Richard Hall and Lukasz Juraszek, employees fired from the Tron Foundation last year, filed a writ of mandamus with the First District Court of Appeal in California in San Francisco on June 17 to reverse arbitration in a lawsuit alleging wrongful termination and hostile work practices at BitTorrent, a file-sharing service acquired in 2018 by the Tron Foundation. In March the San Francisco Superior Court approved the Tron Foundation’s and BitTorrent’s request to settle the lawsuit in arbitration instead of in court.
Parties to the lawsuit and their lawyers did not respond to requests for comment.
Unlike an appeal, where an open-ended judgment on a civil or criminal case’s final outcome is rendered potentially after several years, a writ of mandamus decides within months whether a court fulfilled or violated its obligations.
The writ of mandamus says the Tron Foundation and BitTorrent submitted inadmissible documents supporting an arbitration agreement that contained illegal contractual terms. According to the writ of mandamus, the San Francisco Superior Court acknowledged the arbitration agreement was “unconscionable,” or skewed to favor the employer, but sided with the Tron Foundation and BitTorrent anyway.
The San Francisco Superior Court ruled the arbitration agreement was valid as long as the employees saw, and took the initiative to sign, the paperwork. Hall and Juraszek responded in February to the Tron Foundation’s and BitTorrent’s motion to compel arbitration by claiming they had not read or were not permitted to negotiate the agreement.

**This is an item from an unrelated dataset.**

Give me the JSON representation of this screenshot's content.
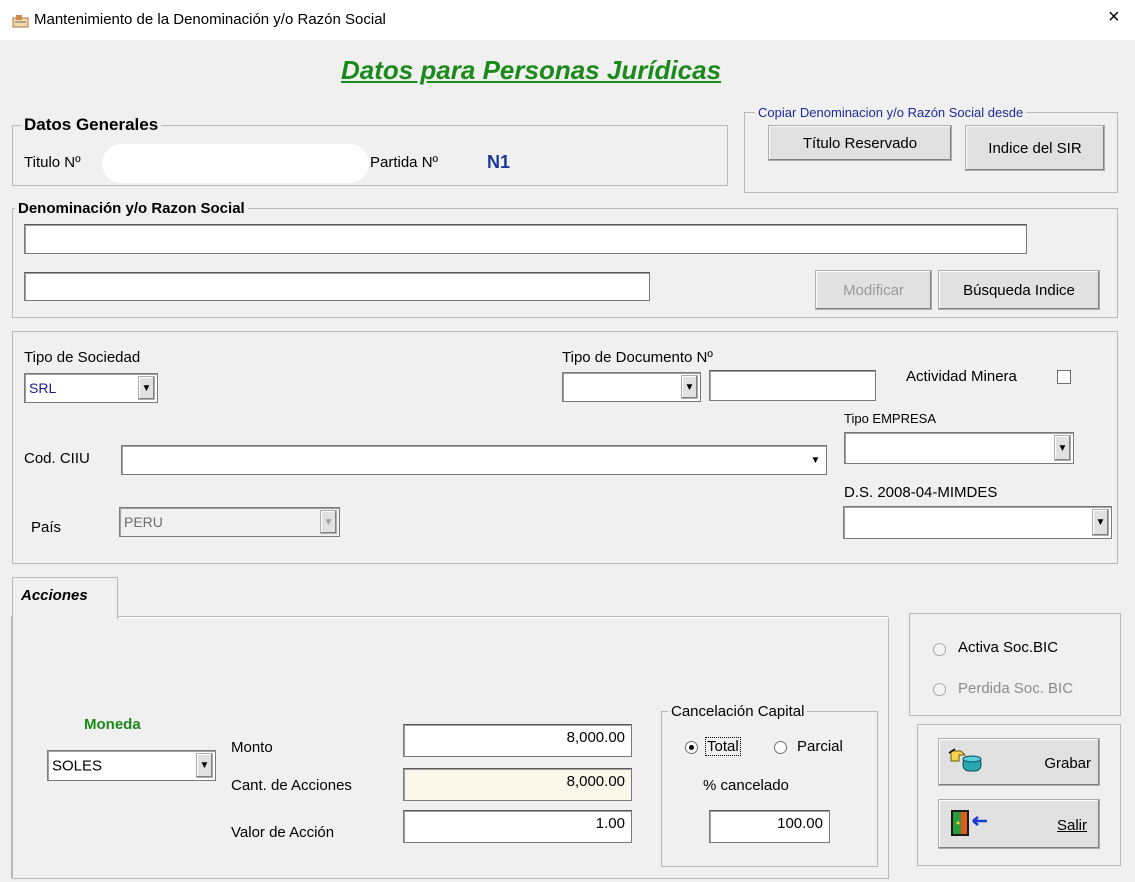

The lawsuit alleges Tron Chief Executive Officer Justin Sun and Tron head of engineering Cong Li assaulted Tron personnel during office meetings, favored Chinese employees and harassed Hall and Juraszek for alerting the…